=== Section Start ===

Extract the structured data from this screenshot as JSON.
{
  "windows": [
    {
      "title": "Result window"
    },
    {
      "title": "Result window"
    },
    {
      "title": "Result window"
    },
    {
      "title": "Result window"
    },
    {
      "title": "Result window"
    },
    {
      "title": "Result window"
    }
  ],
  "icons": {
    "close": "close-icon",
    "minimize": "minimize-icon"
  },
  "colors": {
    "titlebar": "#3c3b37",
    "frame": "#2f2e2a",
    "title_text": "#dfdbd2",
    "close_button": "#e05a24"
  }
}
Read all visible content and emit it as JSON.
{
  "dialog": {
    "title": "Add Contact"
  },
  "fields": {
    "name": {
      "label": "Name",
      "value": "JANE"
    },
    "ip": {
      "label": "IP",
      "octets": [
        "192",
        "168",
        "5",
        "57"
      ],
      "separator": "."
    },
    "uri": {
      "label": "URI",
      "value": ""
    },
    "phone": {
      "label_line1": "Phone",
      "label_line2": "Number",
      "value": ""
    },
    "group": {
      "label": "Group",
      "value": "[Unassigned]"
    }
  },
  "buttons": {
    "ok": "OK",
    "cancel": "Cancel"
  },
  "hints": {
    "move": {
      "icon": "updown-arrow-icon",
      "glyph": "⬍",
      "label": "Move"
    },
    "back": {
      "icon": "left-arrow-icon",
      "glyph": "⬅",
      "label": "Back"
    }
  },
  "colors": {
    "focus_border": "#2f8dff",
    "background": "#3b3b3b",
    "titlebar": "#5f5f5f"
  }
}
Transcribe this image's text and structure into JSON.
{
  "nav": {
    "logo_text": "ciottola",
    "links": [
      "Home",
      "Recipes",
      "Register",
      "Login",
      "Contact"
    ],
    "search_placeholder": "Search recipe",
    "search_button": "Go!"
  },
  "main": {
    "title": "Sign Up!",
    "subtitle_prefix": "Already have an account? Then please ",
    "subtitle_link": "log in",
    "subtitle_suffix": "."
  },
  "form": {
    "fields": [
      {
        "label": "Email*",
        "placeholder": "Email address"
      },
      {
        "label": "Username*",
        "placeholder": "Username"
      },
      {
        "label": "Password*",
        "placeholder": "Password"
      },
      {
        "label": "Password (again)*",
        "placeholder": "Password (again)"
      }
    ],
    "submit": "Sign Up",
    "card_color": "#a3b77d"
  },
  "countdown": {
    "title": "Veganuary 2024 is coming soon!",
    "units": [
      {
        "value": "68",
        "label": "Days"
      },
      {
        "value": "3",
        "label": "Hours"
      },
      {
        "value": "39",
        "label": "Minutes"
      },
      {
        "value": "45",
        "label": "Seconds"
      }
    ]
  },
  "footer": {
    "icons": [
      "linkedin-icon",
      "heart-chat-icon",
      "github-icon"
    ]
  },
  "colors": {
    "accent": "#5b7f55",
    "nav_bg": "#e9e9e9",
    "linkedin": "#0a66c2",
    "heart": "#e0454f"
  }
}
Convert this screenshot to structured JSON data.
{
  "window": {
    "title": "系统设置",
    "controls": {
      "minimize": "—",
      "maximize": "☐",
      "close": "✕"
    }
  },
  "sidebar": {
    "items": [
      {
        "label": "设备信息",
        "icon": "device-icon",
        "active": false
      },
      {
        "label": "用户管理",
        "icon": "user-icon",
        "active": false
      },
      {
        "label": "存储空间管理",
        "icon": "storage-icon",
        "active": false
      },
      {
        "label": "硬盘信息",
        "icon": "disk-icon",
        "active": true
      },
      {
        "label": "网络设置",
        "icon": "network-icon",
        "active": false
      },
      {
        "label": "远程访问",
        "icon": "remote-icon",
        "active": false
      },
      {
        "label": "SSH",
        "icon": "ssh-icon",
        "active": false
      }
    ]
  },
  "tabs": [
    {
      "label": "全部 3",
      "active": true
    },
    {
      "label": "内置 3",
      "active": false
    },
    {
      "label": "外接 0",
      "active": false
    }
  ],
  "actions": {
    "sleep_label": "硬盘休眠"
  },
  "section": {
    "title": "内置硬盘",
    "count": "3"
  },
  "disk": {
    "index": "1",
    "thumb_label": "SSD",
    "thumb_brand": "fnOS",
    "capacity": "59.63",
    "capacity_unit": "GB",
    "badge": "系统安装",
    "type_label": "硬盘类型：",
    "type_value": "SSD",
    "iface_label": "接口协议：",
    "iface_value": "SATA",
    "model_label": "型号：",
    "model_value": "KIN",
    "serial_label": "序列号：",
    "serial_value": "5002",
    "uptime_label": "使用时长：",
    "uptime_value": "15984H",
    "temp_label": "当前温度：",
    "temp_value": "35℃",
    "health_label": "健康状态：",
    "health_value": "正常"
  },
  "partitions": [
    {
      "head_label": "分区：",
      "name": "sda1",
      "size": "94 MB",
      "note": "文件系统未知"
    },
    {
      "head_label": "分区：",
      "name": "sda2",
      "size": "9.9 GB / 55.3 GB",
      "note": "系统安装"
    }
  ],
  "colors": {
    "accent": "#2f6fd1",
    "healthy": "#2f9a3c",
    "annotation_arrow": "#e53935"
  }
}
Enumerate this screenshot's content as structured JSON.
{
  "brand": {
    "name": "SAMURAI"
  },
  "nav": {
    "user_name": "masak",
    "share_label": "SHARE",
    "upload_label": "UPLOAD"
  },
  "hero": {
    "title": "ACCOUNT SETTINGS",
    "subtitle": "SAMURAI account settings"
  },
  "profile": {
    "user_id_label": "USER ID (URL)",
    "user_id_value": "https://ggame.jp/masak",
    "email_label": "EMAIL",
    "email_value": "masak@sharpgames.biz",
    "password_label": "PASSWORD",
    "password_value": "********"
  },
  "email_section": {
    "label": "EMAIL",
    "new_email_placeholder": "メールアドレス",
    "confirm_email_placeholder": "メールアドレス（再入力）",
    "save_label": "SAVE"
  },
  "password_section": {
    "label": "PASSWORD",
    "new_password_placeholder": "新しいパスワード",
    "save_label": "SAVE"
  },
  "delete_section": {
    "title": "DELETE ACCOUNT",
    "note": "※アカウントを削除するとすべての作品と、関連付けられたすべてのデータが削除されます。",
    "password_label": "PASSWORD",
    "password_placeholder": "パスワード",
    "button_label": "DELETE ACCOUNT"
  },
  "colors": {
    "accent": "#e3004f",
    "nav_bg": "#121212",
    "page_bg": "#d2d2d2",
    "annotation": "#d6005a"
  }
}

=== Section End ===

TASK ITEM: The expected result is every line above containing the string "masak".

ANSWER TO THE PROBLEM:
    "user_name": "masak",
    "user_id_value": "https://ggame.jp/masak",
    "email_value": "masak@sharpgames.biz",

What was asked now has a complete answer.